■ Work instruction
Whenever a line in the entries below contains the string "dest", copy that line.

■ Dataset excerpts
# # #

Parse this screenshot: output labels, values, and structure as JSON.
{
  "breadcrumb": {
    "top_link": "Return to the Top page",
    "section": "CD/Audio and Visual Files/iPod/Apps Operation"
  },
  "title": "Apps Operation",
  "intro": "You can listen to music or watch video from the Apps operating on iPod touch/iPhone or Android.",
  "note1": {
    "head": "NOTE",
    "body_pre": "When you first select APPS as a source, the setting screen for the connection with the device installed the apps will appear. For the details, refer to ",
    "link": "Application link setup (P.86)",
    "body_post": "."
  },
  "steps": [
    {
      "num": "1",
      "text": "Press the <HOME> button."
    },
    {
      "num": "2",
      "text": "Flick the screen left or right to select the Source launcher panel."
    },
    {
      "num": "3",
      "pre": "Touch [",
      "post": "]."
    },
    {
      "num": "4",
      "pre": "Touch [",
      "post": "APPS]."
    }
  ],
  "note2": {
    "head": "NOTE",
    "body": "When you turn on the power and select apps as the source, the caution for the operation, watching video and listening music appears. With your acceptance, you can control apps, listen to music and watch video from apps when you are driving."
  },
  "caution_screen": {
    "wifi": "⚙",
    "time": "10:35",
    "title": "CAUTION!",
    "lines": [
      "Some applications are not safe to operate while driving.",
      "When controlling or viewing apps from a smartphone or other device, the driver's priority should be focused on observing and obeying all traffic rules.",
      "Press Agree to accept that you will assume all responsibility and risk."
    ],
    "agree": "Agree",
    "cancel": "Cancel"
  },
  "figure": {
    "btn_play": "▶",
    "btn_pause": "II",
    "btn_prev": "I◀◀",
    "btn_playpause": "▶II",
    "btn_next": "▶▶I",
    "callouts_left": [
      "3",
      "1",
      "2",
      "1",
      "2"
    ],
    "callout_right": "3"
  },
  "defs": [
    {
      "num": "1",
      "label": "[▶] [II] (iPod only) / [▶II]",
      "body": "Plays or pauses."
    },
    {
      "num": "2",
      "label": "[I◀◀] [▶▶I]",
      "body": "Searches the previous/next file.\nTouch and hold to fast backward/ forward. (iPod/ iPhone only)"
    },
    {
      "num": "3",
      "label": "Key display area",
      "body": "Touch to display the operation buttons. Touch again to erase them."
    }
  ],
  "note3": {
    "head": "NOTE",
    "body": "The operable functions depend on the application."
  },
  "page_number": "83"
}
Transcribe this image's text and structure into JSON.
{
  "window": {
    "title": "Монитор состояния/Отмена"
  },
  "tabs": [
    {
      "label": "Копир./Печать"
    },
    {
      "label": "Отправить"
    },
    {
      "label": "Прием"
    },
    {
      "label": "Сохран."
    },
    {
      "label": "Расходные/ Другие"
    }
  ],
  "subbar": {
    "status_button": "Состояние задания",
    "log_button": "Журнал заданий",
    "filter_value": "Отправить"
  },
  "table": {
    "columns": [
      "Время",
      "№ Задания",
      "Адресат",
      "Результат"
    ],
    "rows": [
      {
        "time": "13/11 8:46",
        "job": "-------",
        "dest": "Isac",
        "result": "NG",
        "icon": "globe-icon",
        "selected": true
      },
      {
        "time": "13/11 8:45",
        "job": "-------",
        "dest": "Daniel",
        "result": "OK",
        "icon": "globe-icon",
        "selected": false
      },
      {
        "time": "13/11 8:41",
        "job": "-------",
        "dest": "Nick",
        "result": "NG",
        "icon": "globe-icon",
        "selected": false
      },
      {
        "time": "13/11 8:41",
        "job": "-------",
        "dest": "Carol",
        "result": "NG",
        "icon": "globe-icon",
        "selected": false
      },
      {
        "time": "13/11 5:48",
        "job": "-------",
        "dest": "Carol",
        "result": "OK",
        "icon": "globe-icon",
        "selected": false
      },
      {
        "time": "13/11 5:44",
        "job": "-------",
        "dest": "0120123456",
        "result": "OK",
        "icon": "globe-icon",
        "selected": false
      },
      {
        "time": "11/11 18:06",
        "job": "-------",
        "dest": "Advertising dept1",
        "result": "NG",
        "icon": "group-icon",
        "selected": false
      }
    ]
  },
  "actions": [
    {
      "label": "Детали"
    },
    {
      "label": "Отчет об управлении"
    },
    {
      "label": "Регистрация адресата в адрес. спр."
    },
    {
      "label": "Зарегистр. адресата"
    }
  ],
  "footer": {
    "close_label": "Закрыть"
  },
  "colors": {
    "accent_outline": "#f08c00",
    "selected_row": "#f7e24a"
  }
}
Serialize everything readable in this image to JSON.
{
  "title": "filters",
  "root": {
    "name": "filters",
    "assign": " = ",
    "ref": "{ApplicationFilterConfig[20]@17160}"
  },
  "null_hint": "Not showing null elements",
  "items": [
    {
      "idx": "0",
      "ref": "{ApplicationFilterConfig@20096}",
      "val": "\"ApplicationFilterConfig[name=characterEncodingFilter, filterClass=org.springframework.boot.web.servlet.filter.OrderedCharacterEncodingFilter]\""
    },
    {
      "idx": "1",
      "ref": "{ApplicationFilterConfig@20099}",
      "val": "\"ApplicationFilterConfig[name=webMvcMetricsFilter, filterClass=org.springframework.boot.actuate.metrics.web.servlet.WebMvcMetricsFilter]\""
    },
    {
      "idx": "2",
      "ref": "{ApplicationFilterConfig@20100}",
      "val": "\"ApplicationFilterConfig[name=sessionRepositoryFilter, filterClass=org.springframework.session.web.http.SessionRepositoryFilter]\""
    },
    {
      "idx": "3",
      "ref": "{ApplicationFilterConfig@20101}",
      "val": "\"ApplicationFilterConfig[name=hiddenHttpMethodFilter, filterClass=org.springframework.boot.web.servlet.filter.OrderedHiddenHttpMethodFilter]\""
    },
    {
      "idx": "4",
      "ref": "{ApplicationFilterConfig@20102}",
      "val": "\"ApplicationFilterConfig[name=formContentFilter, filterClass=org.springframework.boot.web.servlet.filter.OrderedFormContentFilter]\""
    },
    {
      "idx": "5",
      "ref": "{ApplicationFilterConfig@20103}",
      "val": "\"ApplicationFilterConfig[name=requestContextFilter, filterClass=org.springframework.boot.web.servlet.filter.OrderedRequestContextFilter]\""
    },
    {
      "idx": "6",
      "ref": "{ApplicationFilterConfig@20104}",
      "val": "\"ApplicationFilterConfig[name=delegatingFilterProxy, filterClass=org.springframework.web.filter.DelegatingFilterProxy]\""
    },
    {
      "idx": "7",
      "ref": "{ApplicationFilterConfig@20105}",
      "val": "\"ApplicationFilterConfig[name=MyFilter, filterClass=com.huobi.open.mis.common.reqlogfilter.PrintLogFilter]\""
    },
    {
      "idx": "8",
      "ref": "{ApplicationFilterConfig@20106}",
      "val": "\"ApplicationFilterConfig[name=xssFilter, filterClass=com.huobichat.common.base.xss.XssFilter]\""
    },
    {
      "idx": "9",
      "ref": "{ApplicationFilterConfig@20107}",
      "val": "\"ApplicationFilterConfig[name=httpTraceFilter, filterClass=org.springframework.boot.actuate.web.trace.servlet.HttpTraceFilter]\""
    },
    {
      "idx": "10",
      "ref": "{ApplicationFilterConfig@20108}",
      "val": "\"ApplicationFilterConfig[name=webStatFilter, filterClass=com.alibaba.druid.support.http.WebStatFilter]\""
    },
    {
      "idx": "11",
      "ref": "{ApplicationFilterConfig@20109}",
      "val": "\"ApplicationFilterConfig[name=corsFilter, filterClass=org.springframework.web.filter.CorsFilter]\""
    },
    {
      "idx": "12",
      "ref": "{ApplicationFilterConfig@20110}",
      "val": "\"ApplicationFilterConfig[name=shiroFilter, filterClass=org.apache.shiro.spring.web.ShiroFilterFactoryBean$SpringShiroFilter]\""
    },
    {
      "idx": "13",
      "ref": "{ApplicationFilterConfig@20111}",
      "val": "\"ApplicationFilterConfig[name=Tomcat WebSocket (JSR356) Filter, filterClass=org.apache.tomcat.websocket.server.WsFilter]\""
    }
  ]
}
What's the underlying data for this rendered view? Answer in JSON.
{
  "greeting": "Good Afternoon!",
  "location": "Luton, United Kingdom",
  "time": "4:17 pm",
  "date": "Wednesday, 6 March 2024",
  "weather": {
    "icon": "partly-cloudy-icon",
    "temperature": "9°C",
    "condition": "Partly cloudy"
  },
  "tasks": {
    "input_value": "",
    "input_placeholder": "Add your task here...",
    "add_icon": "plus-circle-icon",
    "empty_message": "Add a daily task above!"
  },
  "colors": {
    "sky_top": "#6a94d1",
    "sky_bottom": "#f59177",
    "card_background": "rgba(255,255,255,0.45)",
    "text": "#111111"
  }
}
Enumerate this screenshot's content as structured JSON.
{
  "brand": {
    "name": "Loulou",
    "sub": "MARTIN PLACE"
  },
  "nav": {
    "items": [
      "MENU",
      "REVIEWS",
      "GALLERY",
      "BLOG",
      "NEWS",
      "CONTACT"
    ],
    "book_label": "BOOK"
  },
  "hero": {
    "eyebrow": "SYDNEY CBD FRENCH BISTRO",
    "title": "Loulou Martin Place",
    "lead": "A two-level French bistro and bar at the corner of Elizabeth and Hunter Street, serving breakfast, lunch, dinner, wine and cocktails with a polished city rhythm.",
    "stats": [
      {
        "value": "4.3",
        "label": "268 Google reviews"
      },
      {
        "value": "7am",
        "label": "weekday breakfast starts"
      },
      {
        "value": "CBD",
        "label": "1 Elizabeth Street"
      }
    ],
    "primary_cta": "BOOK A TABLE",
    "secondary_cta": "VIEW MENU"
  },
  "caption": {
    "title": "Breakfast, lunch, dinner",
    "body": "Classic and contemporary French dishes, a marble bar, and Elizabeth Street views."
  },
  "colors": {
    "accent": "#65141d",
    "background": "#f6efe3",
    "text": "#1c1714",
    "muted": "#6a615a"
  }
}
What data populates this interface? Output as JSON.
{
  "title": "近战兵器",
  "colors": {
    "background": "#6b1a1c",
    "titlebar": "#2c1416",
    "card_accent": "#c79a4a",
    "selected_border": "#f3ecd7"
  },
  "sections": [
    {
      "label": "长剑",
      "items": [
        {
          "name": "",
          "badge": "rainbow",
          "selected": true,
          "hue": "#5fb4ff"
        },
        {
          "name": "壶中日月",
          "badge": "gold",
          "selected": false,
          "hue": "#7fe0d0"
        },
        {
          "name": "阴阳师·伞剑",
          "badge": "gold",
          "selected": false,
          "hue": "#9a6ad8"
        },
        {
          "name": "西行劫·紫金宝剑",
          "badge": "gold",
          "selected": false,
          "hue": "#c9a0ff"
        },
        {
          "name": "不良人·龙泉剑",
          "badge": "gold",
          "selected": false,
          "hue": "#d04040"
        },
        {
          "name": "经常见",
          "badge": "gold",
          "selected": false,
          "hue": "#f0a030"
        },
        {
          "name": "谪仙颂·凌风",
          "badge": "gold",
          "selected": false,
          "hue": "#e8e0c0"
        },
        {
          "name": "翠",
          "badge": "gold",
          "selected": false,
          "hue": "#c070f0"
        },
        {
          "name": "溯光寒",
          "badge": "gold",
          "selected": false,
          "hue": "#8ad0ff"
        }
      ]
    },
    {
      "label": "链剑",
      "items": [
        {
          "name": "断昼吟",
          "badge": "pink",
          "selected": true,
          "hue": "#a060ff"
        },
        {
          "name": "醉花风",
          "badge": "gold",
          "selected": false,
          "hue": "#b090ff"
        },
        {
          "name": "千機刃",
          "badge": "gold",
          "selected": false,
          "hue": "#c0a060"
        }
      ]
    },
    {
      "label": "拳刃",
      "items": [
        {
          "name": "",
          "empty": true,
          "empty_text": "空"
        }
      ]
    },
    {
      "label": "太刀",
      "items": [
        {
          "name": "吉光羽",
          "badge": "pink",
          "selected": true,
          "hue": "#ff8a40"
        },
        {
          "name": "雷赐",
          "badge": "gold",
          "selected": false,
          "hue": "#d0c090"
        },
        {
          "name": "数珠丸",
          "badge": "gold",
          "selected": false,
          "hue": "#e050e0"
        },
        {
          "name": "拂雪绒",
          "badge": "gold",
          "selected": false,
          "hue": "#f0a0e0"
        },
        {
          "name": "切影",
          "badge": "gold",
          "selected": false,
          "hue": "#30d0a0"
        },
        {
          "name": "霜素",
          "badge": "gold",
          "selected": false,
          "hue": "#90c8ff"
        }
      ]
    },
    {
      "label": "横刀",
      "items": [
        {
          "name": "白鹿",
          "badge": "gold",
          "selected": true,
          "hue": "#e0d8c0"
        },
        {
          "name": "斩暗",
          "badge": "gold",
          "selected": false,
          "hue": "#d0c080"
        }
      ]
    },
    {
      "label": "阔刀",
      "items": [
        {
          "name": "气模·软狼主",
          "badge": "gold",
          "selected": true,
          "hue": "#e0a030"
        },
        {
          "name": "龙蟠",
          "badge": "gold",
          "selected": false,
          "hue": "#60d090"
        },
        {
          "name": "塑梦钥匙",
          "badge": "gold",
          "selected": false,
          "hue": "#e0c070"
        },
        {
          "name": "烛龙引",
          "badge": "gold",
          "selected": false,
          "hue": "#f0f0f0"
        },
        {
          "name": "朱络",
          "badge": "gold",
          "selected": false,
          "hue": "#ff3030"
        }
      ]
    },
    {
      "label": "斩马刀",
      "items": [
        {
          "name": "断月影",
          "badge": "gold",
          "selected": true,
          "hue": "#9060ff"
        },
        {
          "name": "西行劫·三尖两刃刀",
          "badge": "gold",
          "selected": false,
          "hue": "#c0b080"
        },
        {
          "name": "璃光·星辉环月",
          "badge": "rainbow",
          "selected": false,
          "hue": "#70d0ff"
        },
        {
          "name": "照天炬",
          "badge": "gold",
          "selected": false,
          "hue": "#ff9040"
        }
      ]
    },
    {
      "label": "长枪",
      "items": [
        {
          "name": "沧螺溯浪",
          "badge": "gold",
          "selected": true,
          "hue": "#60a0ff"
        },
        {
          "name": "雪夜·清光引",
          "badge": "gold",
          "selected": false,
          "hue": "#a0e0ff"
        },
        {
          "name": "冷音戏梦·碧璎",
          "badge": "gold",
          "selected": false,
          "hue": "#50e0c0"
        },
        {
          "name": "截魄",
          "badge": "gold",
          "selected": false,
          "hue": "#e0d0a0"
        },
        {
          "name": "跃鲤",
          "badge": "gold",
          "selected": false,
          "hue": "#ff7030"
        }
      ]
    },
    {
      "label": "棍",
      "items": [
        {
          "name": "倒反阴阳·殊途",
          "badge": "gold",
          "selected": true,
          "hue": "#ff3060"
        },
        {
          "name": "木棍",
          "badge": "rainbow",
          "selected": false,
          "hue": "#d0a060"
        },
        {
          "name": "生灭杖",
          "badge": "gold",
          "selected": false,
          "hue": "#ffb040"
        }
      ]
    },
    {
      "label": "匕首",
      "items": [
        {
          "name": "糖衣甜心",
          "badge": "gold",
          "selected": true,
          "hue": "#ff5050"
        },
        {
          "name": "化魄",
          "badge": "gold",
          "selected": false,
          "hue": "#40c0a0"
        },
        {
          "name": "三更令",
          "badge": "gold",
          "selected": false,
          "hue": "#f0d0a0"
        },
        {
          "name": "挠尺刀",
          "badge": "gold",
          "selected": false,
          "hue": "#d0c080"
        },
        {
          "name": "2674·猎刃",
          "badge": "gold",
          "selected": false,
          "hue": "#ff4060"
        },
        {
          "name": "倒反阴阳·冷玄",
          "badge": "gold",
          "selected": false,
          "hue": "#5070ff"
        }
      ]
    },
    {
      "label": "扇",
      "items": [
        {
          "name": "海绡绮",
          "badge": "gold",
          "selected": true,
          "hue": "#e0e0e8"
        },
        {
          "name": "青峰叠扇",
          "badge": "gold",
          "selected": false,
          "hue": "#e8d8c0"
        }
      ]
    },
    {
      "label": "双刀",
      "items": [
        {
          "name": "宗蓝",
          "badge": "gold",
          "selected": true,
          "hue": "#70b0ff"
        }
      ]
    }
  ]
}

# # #

■ Exercise result
        "dest": "Isac",
        "dest": "Daniel",
        "dest": "Nick",
        "dest": "Carol",
        "dest": "Carol",
        "dest": "0120123456",
        "dest": "Advertising dept1",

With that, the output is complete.